The electricity sector has been undergoing a transformation due to low natural gas prices and a strong desire for clean energy resources. In particular, climate change is a clarion call for action. Sustainable energy strategies to promote job creation, economic growth and a healthy environment have never been more needed than they are today. We believe PSEG is a valuable resource for achieving our customers' strong desire for cleaner energy and improved air quality.
As a leader in low-carbon energy, PSEG recognizes that climate change is the preeminent challenge for a business such as ours with a strong commitment to building a sustainable energy future. With this challenge, we believe there is the opportunity to create an energy system that is cleaner and more efficient - one that protects the environment and helps our customers reduce their energy bills. We began factoring climate change into our business decisions and investments in the early 1990s - well before many others in our industry.
For more than 40 years, nuclear energy has powered millions of New Jersey homes and businesses with clean, safe, reliable and affordable electricity. Today, PSEG's Salem and Hope Creek nuclear plants are an indispensable part of New Jersey's energy mix. Nuclear energy provides nearly half of the 24/7 supply of power generated in New Jersey - power that is essential to the state's economy and environment. In fact, New Jersey has the 10th-lowest statewide electric generating fleet CO2 emission rate in the United States.
We believe energy efficiency must be the centerpiece of a comprehensive effort to build a sustainable energy future. Energy efficiency works for the environment by delivering clean-energy benefits similar to renewable energy sources such as solar or wind, but at a fraction of the cost.
Our renewable energy initiatives have helped make New Jersey one of the leading states for solar energy development - creating jobs, spurring economic activity and helping the state meet its renewable energy targets. New Jersey ranks fifth in cumulative solar electric capacity installed through 2016, according to the Solar Energy Industries Association. PSE&G was recently named Investor-Owned Utility of the Year by the Smart Electric Power Alliance, in recognition of PSE&G's success in increasing the amount of solar energy in New Jersey, in particular by building solar farms on landfills and brownfields.
Electric vehicles can have a powerful impact in combating climate change and reducing pollutants - from carbon, to nitrogen oxide to particulates - especially in a state like New Jersey, where about half of our electricity comes from air emissions-free nuclear power.

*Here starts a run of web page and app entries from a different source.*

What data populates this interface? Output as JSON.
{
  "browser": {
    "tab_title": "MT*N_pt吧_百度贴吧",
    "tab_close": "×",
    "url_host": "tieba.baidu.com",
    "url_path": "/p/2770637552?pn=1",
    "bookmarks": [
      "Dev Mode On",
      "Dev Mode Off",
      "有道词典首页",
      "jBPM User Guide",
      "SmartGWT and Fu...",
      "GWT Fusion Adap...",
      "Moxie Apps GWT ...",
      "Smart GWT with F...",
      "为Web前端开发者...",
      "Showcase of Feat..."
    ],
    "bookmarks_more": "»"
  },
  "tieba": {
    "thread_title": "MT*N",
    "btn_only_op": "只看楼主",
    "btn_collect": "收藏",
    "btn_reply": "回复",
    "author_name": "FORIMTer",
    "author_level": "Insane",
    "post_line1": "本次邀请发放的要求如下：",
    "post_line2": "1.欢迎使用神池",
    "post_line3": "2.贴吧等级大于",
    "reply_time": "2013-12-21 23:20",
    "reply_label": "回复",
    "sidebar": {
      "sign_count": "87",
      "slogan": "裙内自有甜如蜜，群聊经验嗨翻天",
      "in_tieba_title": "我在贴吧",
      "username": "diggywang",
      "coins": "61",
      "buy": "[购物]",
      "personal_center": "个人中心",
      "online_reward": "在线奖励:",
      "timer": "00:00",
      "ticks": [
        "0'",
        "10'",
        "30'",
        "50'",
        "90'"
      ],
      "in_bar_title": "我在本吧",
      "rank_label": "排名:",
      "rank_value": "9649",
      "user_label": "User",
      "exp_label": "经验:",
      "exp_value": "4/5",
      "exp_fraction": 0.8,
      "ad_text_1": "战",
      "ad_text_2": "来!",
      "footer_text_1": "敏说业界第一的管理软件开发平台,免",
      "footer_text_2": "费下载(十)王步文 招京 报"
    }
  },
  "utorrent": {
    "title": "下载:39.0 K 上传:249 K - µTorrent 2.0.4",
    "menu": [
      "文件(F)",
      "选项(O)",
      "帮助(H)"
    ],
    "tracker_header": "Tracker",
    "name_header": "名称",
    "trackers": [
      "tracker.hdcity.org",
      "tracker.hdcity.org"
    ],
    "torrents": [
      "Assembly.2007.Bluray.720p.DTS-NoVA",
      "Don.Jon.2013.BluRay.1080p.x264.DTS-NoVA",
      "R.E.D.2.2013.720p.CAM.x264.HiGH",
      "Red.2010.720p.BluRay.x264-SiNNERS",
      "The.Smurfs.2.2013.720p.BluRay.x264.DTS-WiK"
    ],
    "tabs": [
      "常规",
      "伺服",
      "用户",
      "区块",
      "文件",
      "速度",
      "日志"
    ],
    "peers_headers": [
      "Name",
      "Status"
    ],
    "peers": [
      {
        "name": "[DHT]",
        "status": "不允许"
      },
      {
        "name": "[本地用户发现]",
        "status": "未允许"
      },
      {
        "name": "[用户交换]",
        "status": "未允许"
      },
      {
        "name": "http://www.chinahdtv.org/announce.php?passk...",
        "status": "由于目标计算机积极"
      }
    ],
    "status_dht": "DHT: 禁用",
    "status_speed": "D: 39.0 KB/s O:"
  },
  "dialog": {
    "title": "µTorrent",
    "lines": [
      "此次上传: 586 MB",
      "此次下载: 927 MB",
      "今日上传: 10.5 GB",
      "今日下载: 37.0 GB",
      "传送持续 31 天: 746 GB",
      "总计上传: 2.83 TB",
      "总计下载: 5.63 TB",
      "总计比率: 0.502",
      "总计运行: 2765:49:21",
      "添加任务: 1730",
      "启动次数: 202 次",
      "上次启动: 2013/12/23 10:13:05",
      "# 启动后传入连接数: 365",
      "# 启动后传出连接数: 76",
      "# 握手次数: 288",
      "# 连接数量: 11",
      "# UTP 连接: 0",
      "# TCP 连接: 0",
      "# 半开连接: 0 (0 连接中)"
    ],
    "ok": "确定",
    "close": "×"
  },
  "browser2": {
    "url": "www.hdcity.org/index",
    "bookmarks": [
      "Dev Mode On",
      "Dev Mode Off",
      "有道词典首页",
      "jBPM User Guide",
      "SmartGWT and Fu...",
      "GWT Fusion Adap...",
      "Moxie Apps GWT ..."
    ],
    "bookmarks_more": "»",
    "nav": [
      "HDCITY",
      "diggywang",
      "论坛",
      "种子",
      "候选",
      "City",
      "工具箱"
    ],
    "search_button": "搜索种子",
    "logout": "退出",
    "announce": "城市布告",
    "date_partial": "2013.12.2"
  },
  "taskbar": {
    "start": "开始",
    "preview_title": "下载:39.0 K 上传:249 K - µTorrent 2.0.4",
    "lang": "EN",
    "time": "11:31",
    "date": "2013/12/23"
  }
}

The popularity of electric vehicles is increasing at a record-setting pace. Here, in New Jersey, there has been a surge in demand, with registration of model year 2016 plug-in electric vehicles up 79 percent.
Climate adaptation is an area of increased focus for us as we implement actions to increase resiliency. PSEG is a founding member of the New Jersey Climate Adaptation Alliance, which was formed in 2011 by a diverse group of stakeholders. The alliance's focus is on climate change preparedness and adaptation in key impacted sectors, including energy infrastructure.
Stewardship of a precious resource. Stewardship of water resources remains a priority for PSEG in the areas where we operate. None of our plants are located in a water-stressed area, with most being located on non-potable estuarine waters. However, New Jersey is also one of the most populated and developed areas of the United States and is beginning to experience water resource constraints on a localized basis. In addition, extreme weather events have led to impacts related to flooding.
Geographically, PSEG operates within a very diverse region of the world. The northeastern United States and New Jersey, in particular, are part of a cycle of migratory travel for many avian, aquatic and terrestrial species, such as red knots, horseshoe crabs and golden wing warblers, to name a few. New Jersey also is home to several species that require special habitats that are in limited supply. These include bog turtles and flora such as swamp pink that inhabit wetland areas.
The cornerstone of our approach to maintaining biodiversity is an environmental impact assessment process for our projects. The process includes three steps: project planning, permitting and compliance. We subject our new facilities and transmission development projects to an impact assessment, which includes an evaluation of biodiversity impacts, using inventory maps created by the New Jersey Geographic Information System. In addition, we file our Environmental Impact Statements and Environmental Assessments with the appropriate regulatory agencies such as the New Jersey Department of Environmental Protection, the Board of Public Utilities and the National Park Service. Our EIS and EA reports are publicly available through those agencies and we post updates to project websites for many of our larger projects.